Hot, sunny days are best spent outdoors. Take the kids swimming. Hike in the woods. Pack a picnic. Take a laid-back approach. But not when it comes to safety. Emergencies strike without warning. When they do, a swift, smart response is critical. Here’s how to stay safe.
Prolonged exposure to heat can cause a potentially fatal heat stroke. Symptoms include nausea, fatigue, headache, dizziness and difficulty breathing. Infants and athletes are especially susceptible. Dehydration increases risk, because the body can’t cool itself through perspiration. Body temperature can reach 106 degrees. It’s best to stay out of the mid-day sun. Keep hydrated and avoid caffeine, which is a natural diuretic. WHAT TO DO: In an overheating emergency, get the victim into an air-conditioned building or find shade fast. Call 911. Put on a wet shirt to speed cooling. Apply ice packs to the armpits or groin. Monitor body temperature until help arrives.
According to the Federal Emergency Management Agency (FEMA), lightning causes 200 deaths and 750 severe injuries each year. Most victims are children and young men. Lightning can strike even when it isn’t raining, and up to 10 miles away from a storm. Contrary to popular belief, lightning often hits the same site repeatedly. Take weather alerts seriously. When a storm is brewing, go inside or get in the car. Rubber tires will not protect you, but you’re safer inside a metal-roofed vehicle than outside. Stay away from trees, fences, electric and light poles and water. WHAT TO DO: If lightning hits someone, call 911. Move the victim if possible. Wait until 30 minutes after lighting ends to go back outside.

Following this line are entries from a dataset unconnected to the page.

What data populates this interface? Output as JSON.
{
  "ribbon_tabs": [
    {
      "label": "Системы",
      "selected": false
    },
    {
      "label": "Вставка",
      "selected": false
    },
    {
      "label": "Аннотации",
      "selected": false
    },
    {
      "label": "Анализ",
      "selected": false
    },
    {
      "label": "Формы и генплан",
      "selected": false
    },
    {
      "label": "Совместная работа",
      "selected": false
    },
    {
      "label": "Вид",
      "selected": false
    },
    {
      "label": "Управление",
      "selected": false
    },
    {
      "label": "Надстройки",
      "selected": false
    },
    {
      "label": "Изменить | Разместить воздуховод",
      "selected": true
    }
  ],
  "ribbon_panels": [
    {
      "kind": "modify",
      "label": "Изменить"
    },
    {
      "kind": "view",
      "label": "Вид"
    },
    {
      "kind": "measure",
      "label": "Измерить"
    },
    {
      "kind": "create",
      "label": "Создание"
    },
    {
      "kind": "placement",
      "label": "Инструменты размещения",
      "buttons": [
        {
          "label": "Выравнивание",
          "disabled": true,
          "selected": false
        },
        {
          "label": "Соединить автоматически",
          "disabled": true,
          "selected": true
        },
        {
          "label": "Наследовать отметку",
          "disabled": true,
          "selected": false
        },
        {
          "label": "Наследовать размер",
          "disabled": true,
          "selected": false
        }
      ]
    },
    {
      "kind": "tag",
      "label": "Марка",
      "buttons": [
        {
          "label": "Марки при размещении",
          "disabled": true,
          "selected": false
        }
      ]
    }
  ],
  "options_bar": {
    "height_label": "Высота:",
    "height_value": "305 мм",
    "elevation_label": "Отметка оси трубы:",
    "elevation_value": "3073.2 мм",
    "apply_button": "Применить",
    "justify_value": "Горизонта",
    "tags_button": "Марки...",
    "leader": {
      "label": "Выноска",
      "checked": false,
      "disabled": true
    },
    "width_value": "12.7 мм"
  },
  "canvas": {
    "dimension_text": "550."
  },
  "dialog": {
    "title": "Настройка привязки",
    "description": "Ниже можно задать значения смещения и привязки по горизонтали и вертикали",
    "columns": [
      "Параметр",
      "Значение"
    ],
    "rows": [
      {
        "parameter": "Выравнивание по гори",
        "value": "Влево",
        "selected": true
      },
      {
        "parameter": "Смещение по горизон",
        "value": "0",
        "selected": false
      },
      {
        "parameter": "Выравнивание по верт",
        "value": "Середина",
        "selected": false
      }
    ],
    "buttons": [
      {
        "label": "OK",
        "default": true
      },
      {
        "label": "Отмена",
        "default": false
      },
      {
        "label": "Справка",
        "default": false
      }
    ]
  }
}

SITUATION: Pests and Plants
People who are allergic to insect stings can have life-threatening reactions. The area around the bite may swell and – in rare cases of anaphylaxis – the person may have difficulty breathing, dizziness, hives, swelling of the face, throat or mouth, or a sharp drop in blood pressure. Pollen-related allergic reactions are usually easier to predict, but allergy-induced asthma can be deadly. Avoid triggers. Wear long-sleeved shirts and pants. Hike in the middle of the trail where you’re less likely to disturb pests in their nests or touch poison ivy. WHAT TO DO: Use insect repellent with DEET. Severely allergic individuals should also carry an epi-pen, and make sure you know how to use it.
Drowning causes 30 percent of injury-related deaths in young children, according to Centers for Disease Control data. Most incidents happen in residential pools, but buckets and bathtubs are dangerous, too. Boating emergencies also peak in summer months. Supervise kids near water and use approved life preservers – water wings and blow-up toys are not enough! Wear life preservers consistently. Safety equipment can’t protect you if you don’t use it. Head to shore before dark to avoid hitting hazards. WHAT TO DO: In a drowning emergency, get the person out quickly. Check for breathing. Use rescue breathing and CPR if needed. If vomiting occurs, turn the victim on his side to prevent choking.
Don’t let the long, lazy days of summer make you vulnerable to outdoor emergencies. Plan ahead. Take precautions. Play safe. And be ready to respond if danger develops. A cool head is the best resource in any crisis.
– Heidi Smith Luedtke